This website shows the 50 GVCS machines and a Dashboard. The Dashboard is a unique identifier taxonomy that has been developed in the 2013 Open Source Hardware Documentation Jam, and is added to OSE documentation and embedded within the underlying internet structure (XML tags), beginning with OSHW (Open Source HardWare) - Project Entity - Product - Brief Description - Status - License - and Keywords. This taxonomy   such that a search engine can find any OSHW project in the world. For the OSHW project to meet the Open Source Hardware Association  Definition 1.0, the project must have a license (such as Creative Commons CC-BY-SA) that does not prevent commercial use (ie, CC-BY-NC licenses are not allowed). You can find out more about why OSE does not endorse NC licenses Here.


For OSE, this is our general platform: (Graphic)

The list of machines is at the OSE Dozuki site, which uses an open, XML-based document standard for instruction manuals, oManual. Related machines other than the 50 GVCS tools are found under Other.

We use Trovebox to store all our pictures, and we upload video to YouTube in realtime.


OSE’s parallel development process is intended to be carried out by 12-24 person teams for each module. If there are multiple modules developed at the same time - say 6 - then a hardware project lends itself to a development team on the order of 100 people. OSE is experimenting what resources are required for a single project leader to guide such a team to rapid project completion.

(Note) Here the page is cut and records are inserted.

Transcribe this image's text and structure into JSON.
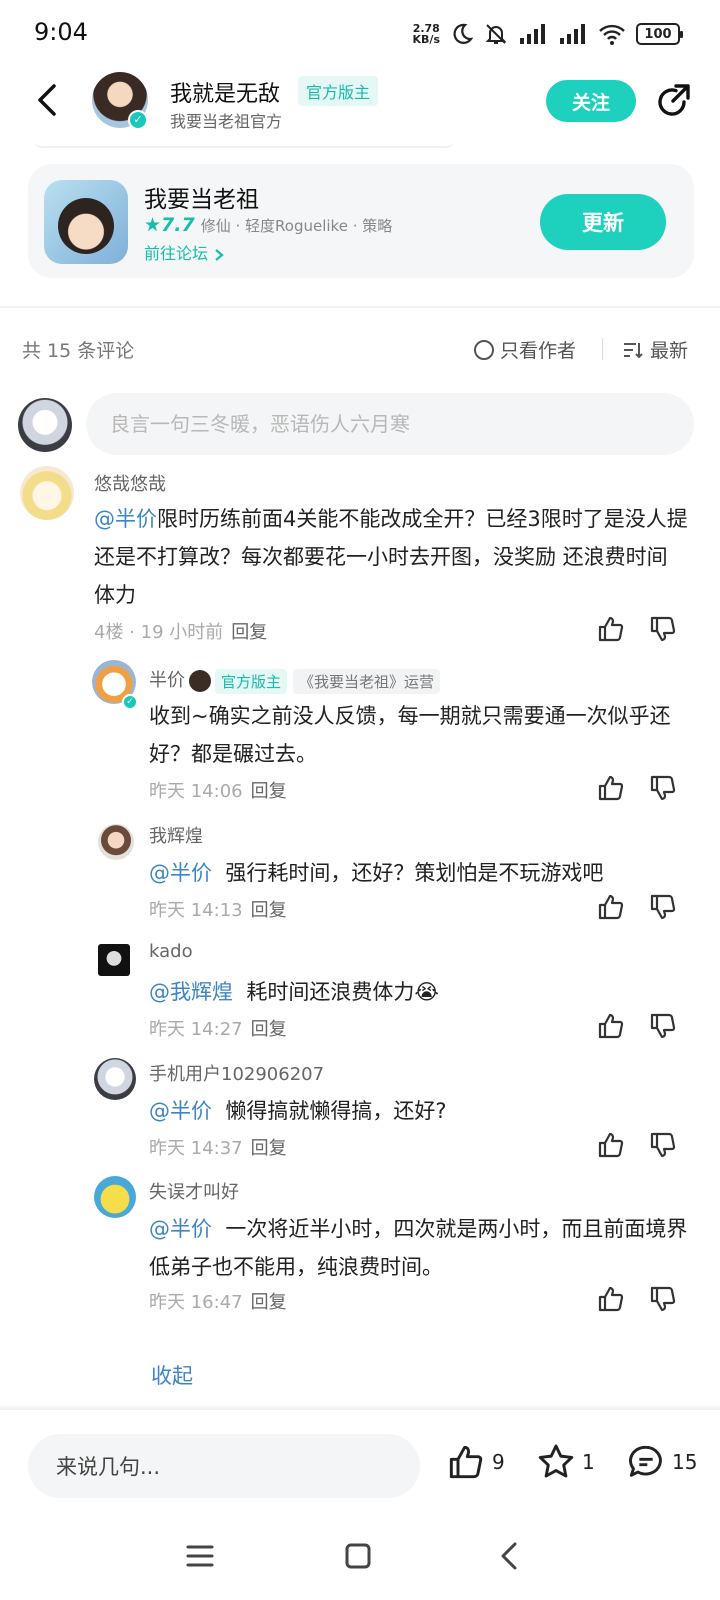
{
  "status_bar": {
    "time": "9:04",
    "net_speed_value": "2.78",
    "net_speed_unit": "KB/s",
    "battery": "100"
  },
  "header": {
    "author_name": "我就是无敌",
    "author_tag": "官方版主",
    "author_subtitle": "我要当老祖官方",
    "follow_label": "关注"
  },
  "game_card": {
    "title": "我要当老祖",
    "rating": "7.7",
    "tags": "修仙 · 轻度Roguelike · 策略",
    "forum_link": "前往论坛",
    "update_label": "更新"
  },
  "comments_header": {
    "count_text": "共 15 条评论",
    "only_author": "只看作者",
    "sort": "最新"
  },
  "comment_input": {
    "placeholder": "良言一句三冬暖，恶语伤人六月寒"
  },
  "main_comment": {
    "user": "悠哉悠哉",
    "mention": "@半价",
    "text": "限时历练前面4关能不能改成全开？已经3限时了是没人提还是不打算改？每次都要花一小时去开图，没奖励  还浪费时间 体力",
    "meta": "4楼 · 19 小时前",
    "reply_label": "回复"
  },
  "replies": [
    {
      "user": "半价",
      "tag_official": "官方版主",
      "tag_role": "《我要当老祖》运营",
      "mention": "",
      "text": "收到~确实之前没人反馈，每一期就只需要通一次似乎还好？都是碾过去。",
      "time": "昨天 14:06",
      "reply_label": "回复"
    },
    {
      "user": "我辉煌",
      "mention": "@半价",
      "text": "强行耗时间，还好？策划怕是不玩游戏吧",
      "time": "昨天 14:13",
      "reply_label": "回复"
    },
    {
      "user": "kado",
      "mention": "@我辉煌",
      "text": "耗时间还浪费体力😭",
      "time": "昨天 14:27",
      "reply_label": "回复"
    },
    {
      "user": "手机用户102906207",
      "mention": "@半价",
      "text": "懒得搞就懒得搞，还好?",
      "time": "昨天 14:37",
      "reply_label": "回复"
    },
    {
      "user": "失误才叫好",
      "mention": "@半价",
      "text": "一次将近半小时，四次就是两小时，而且前面境界低弟子也不能用，纯浪费时间。",
      "time": "昨天 16:47",
      "reply_label": "回复"
    }
  ],
  "collapse_label": "收起",
  "bottom_bar": {
    "input_placeholder": "来说几句...",
    "like_count": "9",
    "star_count": "1",
    "comment_count": "15"
  },
  "colors": {
    "accent": "#1dd1be",
    "mention": "#3d85c6"
  }
}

For electro-mechanical devices such as those in the GVCS, a team is requires these specific functions:


Economic feasibility is a validation of the effectiveness of products. Just like we are creating construction sets for machines, we are creating a construction set for enterprise.

Open documentation and development provides a good foundation for developing enterprise. The promise of open is that innovation can be accelerated to an unprecedented rate. Open makes lean operation possible, including the ready ability to invite external contributors. Open development attracts contributors because of its ethical advantage - because openness is compatible with the common good. Both an ethical and practical advantage comes to the fore when open development results in the solution of wicked problems.

With open processes, the energy spent on protectionism is eliminated. Protectionism manifests itself in competitive waste - such as poor internal communication, power struggles in organizations, use of expensive hardware and software, high intellectual property costs, and in general a higher overhead because of added complexity. These points indicate that the open source business model can be more effective for the bottom line, while meeting social objectives.


Based on the technique for documenting and developing products via module-based design, see the status of each of the machines at

Based on the status of the machines, we are requesting proposals for specific development points. See the RFP (Request for Proposal) section.